[Records excerpted from a collection]
—————

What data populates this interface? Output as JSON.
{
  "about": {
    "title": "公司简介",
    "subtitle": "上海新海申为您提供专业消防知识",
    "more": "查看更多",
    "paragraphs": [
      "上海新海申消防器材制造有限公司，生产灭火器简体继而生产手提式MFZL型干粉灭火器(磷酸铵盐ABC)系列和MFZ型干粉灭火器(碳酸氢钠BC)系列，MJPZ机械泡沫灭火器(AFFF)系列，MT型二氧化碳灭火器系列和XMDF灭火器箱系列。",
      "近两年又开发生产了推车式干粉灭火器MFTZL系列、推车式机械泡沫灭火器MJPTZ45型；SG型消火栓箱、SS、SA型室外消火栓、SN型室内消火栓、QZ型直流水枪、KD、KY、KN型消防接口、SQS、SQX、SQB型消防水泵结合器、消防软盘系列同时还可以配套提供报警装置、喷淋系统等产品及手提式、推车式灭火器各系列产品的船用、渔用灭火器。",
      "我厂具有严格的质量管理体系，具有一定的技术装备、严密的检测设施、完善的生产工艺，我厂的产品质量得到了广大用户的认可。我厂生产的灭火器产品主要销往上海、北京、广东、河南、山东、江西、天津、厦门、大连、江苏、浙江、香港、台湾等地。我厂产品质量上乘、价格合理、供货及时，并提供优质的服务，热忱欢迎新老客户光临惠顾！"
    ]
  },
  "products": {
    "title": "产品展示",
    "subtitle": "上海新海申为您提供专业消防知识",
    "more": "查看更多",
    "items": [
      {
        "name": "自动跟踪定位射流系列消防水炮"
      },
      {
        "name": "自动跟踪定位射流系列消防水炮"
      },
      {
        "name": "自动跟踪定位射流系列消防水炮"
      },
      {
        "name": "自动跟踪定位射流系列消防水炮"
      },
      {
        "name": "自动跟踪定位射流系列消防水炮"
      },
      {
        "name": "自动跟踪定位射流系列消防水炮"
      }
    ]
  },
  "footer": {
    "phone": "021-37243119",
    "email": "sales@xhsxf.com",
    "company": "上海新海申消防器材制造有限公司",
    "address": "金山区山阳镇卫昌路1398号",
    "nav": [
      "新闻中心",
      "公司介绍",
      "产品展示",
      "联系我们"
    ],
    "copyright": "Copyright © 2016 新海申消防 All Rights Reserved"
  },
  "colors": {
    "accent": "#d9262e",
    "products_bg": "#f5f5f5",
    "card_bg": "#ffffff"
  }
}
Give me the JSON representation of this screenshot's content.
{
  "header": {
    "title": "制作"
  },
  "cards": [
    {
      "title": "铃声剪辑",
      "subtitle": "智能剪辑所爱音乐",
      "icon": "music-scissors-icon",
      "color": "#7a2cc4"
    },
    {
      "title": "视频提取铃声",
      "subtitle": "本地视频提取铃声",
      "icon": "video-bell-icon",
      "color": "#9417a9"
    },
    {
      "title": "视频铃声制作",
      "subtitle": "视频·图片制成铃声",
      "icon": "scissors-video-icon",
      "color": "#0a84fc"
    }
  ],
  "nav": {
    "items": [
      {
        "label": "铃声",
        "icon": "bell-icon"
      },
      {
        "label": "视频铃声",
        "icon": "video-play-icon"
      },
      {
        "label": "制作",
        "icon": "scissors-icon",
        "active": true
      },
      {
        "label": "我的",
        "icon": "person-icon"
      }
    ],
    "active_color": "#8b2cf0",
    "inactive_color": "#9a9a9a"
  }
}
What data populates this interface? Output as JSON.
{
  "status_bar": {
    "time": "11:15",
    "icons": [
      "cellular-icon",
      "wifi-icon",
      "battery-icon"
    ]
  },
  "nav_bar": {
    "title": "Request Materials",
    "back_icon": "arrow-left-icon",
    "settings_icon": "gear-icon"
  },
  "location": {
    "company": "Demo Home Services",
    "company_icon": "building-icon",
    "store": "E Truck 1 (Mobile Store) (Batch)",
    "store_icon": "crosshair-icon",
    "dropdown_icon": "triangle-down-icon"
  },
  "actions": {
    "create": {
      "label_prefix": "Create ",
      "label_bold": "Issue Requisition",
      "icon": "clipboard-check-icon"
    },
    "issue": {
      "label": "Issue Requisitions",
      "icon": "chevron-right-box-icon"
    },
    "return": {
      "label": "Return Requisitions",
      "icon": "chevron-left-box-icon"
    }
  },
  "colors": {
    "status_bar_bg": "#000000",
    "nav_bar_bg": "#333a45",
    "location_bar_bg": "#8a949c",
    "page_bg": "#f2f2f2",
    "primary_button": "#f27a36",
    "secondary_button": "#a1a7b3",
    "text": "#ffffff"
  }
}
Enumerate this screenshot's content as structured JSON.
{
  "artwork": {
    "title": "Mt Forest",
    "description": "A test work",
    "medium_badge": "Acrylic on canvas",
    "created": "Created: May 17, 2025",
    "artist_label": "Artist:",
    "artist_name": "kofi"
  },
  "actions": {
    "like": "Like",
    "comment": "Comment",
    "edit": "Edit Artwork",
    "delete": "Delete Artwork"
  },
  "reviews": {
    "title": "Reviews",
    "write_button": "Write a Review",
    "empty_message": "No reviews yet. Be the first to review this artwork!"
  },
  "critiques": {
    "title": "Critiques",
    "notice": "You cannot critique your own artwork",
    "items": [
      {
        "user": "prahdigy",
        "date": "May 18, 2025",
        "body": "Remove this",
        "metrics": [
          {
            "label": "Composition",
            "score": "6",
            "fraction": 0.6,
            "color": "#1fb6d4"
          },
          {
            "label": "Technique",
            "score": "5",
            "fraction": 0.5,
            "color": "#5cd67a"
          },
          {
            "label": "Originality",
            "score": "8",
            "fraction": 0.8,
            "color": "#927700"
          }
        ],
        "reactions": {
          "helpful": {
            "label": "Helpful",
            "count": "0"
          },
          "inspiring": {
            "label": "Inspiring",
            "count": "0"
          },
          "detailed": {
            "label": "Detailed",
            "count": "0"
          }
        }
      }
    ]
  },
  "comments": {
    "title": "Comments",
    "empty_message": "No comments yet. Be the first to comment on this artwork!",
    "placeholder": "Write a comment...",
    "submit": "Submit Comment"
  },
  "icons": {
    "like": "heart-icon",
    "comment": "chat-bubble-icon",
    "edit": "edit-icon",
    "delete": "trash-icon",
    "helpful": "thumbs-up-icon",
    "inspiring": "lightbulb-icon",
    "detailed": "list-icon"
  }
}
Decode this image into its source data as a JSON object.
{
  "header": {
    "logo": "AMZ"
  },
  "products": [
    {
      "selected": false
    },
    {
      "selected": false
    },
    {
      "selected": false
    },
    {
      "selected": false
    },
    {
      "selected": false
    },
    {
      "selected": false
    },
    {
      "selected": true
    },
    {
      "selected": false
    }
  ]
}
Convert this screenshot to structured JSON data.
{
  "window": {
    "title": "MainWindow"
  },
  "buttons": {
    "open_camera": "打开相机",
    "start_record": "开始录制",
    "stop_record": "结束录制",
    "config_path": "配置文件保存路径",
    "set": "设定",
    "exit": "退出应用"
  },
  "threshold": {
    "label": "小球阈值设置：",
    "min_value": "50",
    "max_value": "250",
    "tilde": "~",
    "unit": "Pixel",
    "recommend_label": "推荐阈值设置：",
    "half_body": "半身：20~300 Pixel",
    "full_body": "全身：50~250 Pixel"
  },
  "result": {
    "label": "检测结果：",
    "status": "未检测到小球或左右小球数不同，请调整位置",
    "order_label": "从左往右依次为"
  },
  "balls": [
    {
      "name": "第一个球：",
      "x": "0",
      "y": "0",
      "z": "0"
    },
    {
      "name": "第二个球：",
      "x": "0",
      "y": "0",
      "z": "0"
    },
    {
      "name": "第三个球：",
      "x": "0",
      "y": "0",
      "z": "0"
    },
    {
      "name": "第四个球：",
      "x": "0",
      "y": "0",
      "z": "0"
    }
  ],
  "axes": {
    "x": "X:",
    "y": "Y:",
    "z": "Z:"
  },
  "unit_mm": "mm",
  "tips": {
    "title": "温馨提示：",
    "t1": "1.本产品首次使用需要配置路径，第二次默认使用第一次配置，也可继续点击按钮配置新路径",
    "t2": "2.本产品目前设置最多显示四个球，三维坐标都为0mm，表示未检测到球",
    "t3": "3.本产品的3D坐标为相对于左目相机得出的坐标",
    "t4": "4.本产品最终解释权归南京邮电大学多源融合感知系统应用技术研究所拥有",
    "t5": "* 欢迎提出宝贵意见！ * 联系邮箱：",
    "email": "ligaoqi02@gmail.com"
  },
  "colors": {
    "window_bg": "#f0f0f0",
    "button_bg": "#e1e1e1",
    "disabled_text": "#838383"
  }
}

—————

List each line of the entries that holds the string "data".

» Answer to the problem:
What data populates this interface? Output as JSON.
What data populates this interface? Output as JSON.
Decode this image into its source data as a JSON object.
Convert this screenshot to structured JSON data.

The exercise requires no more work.